==== RECORDS TO USE
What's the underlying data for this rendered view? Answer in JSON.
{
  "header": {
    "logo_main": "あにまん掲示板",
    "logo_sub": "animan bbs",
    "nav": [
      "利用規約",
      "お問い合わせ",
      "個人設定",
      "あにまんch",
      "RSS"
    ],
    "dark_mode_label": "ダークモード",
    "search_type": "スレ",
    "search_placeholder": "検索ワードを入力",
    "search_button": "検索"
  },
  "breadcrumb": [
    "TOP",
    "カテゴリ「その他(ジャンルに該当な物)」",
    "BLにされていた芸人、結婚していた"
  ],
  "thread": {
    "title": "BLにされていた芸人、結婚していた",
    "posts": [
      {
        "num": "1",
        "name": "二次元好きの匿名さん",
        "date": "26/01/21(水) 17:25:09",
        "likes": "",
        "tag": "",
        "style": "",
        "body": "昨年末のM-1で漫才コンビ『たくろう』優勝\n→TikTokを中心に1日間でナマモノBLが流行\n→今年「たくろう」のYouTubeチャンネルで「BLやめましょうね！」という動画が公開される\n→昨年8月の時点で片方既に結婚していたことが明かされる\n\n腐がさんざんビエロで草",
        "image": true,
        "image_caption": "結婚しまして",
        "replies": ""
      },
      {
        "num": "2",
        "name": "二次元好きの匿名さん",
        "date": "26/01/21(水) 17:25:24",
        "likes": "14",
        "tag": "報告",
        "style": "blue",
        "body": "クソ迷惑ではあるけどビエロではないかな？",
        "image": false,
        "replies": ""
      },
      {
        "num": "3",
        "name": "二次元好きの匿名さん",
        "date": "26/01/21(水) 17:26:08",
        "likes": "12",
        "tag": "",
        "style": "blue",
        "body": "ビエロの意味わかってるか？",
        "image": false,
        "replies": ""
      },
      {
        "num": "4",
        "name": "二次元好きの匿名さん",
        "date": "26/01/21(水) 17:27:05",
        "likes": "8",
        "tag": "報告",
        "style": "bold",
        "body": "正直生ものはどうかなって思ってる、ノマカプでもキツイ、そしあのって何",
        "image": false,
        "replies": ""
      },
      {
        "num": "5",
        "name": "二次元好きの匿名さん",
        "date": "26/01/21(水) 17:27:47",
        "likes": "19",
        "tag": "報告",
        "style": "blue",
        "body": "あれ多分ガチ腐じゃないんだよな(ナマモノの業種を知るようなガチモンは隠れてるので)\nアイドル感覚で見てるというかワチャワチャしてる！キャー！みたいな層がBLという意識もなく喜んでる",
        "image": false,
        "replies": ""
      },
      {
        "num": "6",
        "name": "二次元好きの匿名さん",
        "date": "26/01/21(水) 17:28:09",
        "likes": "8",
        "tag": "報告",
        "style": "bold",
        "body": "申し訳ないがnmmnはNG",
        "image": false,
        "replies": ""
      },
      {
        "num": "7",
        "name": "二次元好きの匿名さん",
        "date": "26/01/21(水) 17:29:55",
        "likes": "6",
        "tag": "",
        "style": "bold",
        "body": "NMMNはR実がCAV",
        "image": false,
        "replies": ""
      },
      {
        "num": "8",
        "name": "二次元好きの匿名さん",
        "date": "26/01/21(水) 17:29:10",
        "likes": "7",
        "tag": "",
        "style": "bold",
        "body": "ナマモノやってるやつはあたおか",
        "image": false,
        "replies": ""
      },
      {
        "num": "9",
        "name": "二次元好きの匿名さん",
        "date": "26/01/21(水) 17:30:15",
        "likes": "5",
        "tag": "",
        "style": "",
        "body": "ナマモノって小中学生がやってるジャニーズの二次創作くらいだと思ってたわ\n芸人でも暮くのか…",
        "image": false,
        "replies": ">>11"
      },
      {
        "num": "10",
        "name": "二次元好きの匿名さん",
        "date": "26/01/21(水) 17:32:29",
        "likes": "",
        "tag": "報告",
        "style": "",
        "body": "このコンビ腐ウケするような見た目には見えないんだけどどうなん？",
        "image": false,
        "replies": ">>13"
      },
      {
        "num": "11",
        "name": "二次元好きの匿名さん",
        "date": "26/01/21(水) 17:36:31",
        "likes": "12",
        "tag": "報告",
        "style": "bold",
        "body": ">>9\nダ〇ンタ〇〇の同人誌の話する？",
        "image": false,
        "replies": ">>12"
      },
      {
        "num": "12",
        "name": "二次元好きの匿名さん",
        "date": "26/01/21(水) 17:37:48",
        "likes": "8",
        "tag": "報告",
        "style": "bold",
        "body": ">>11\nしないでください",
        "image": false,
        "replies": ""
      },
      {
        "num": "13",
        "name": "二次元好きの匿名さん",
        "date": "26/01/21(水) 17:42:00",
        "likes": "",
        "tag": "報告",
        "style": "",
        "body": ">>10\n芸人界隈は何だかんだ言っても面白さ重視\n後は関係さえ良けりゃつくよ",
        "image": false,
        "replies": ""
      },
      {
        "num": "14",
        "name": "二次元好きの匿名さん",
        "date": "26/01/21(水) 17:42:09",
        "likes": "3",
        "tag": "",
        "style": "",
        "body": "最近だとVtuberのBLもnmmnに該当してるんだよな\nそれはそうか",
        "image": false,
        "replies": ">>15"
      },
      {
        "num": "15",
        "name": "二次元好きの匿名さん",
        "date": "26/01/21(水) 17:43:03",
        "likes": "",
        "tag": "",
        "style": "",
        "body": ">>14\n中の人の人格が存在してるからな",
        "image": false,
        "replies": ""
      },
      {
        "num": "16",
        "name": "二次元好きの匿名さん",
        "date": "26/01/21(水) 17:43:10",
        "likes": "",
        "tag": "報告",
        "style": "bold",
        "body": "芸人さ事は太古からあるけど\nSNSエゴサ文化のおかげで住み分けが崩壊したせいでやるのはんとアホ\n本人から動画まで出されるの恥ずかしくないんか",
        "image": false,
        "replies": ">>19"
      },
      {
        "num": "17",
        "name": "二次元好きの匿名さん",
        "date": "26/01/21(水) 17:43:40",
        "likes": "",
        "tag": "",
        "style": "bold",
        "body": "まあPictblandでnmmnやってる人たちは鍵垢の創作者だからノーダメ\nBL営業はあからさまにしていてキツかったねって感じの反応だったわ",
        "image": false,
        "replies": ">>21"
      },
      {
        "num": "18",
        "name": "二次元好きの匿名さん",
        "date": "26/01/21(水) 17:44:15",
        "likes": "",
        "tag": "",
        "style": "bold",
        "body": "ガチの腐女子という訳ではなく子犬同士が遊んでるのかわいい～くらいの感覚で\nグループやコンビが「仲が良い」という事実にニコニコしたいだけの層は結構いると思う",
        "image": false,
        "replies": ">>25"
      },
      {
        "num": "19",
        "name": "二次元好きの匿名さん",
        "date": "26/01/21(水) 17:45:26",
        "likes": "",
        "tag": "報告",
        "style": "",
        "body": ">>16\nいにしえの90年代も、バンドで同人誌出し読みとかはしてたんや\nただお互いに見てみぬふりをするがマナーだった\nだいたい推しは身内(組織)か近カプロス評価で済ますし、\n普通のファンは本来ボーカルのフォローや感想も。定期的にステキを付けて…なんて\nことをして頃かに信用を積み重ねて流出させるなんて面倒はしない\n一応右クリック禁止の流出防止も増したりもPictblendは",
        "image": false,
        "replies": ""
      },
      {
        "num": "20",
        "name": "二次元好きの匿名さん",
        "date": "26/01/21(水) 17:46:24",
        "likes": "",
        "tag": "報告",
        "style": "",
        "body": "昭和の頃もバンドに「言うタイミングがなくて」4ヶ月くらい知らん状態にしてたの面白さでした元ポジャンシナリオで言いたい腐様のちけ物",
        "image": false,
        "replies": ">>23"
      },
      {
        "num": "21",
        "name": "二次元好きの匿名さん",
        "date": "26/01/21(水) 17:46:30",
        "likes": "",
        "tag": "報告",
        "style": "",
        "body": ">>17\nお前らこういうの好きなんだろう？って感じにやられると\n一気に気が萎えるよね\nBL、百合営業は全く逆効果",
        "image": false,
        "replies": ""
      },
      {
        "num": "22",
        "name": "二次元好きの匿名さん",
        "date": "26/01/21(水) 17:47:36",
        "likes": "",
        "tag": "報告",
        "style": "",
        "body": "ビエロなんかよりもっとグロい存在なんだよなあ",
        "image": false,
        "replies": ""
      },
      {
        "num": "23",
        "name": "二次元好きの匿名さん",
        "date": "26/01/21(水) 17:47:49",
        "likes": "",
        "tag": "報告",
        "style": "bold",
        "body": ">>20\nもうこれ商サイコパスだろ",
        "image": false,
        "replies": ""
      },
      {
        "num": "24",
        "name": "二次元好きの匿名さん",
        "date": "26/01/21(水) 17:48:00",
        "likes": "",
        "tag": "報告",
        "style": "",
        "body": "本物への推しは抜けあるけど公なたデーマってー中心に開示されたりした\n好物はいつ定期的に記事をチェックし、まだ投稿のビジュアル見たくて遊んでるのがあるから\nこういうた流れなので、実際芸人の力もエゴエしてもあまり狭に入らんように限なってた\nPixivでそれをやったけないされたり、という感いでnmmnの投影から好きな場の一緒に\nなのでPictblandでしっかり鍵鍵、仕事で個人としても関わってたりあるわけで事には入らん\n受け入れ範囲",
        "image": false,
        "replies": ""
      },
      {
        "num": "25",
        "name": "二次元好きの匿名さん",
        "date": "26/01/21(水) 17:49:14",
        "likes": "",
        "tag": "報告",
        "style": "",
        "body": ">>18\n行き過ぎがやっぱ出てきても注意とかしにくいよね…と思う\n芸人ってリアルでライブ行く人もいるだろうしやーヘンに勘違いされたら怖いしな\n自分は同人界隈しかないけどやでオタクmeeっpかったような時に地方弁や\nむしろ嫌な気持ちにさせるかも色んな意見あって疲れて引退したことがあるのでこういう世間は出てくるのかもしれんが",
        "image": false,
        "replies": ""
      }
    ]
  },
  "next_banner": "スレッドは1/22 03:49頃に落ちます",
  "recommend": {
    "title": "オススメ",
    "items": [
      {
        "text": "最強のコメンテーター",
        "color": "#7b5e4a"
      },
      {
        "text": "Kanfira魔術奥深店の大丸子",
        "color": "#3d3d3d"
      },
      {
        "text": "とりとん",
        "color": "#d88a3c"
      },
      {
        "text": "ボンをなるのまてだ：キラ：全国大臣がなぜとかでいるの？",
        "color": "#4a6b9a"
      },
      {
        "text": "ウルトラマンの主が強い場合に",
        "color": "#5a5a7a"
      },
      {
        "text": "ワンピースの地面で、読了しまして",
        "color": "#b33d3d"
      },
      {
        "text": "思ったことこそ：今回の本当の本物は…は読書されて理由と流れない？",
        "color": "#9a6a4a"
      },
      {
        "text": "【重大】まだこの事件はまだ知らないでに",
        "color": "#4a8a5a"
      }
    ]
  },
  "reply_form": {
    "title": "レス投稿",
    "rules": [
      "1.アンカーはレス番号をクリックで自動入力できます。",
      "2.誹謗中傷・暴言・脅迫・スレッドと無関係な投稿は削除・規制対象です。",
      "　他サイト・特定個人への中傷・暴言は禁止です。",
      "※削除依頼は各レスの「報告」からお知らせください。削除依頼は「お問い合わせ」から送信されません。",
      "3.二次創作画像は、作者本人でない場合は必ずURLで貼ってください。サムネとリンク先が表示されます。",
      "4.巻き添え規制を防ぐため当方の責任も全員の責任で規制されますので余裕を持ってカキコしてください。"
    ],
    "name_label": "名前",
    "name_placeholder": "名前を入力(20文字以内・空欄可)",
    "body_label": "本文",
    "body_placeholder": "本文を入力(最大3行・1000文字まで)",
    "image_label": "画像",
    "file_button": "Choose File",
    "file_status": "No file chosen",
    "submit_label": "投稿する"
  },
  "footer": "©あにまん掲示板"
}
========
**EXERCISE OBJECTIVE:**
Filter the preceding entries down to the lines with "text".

**FINAL ANSWER:**
        "text": "最強のコメンテーター",
        "text": "Kanfira魔術奥深店の大丸子",
        "text": "とりとん",
        "text": "ボンをなるのまてだ：キラ：全国大臣がなぜとかでいるの？",
        "text": "ウルトラマンの主が強い場合に",
        "text": "ワンピースの地面で、読了しまして",
        "text": "思ったことこそ：今回の本当の本物は…は読書されて理由と流れない？",
        "text": "【重大】まだこの事件はまだ知らないでに",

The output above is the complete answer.